WHAT NEEDS TO BE DONE ::
Look through the material below. Copy every line with the string "Colorway" in it.

DATA FOR THIS EXERCISE ::
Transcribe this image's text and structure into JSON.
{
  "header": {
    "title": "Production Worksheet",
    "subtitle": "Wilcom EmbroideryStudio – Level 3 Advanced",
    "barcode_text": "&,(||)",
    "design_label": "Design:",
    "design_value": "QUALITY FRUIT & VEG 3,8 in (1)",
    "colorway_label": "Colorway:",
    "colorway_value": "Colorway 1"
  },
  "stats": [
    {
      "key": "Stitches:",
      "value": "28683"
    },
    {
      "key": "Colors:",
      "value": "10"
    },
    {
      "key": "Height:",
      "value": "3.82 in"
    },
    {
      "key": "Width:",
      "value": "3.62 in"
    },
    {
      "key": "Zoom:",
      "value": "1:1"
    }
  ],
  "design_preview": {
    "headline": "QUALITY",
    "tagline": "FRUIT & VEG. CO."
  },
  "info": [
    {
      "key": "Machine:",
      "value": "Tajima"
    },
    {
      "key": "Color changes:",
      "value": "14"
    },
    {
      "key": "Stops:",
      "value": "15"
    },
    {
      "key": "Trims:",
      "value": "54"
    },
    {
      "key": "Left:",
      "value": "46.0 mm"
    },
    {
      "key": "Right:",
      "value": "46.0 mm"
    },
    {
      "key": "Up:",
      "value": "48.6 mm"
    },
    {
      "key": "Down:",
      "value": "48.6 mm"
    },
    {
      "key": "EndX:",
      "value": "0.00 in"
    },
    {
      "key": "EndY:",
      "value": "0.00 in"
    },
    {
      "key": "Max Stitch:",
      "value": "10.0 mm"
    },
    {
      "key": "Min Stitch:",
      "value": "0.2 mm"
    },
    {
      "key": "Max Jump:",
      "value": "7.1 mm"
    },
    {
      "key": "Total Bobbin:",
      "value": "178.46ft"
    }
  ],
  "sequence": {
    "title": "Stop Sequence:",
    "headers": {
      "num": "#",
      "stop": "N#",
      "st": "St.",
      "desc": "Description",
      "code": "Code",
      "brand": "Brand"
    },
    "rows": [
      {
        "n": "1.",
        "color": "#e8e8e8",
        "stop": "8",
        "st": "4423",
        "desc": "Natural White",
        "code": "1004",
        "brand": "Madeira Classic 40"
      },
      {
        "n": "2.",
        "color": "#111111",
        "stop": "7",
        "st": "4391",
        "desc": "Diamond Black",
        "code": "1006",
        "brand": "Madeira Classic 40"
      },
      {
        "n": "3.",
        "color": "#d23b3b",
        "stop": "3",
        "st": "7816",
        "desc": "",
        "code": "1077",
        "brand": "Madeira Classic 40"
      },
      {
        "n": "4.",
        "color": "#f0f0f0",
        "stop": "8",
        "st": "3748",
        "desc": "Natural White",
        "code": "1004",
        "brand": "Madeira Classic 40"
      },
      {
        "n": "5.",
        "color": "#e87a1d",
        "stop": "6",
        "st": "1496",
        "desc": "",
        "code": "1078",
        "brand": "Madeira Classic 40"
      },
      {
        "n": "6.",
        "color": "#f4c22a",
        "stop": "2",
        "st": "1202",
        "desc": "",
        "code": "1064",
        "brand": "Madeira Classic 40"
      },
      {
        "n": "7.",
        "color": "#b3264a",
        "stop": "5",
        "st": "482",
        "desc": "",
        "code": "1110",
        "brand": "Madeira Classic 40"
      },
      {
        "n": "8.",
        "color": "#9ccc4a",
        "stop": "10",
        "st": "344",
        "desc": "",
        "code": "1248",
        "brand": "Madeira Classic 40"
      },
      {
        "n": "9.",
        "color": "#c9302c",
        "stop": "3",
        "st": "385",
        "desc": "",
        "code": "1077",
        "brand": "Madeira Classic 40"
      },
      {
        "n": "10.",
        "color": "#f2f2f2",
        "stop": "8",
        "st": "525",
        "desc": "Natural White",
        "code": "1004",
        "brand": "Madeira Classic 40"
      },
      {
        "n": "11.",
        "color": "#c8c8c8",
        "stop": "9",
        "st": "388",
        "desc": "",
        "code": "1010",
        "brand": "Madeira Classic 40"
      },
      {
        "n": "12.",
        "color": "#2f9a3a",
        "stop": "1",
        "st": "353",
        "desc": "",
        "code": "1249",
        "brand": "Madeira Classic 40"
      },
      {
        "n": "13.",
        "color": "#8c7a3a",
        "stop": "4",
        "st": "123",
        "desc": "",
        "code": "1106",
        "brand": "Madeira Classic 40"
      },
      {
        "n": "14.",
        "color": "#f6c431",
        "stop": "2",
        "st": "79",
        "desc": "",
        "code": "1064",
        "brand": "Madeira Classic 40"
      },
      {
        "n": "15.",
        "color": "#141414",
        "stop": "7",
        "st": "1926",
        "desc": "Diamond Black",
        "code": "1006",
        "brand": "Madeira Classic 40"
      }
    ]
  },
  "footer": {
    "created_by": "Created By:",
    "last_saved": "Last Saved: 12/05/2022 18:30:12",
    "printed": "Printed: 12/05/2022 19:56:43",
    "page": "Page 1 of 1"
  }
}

EXERCISE ANSWER ::
    "colorway_label": "Colorway:",
    "colorway_value": "Colorway 1"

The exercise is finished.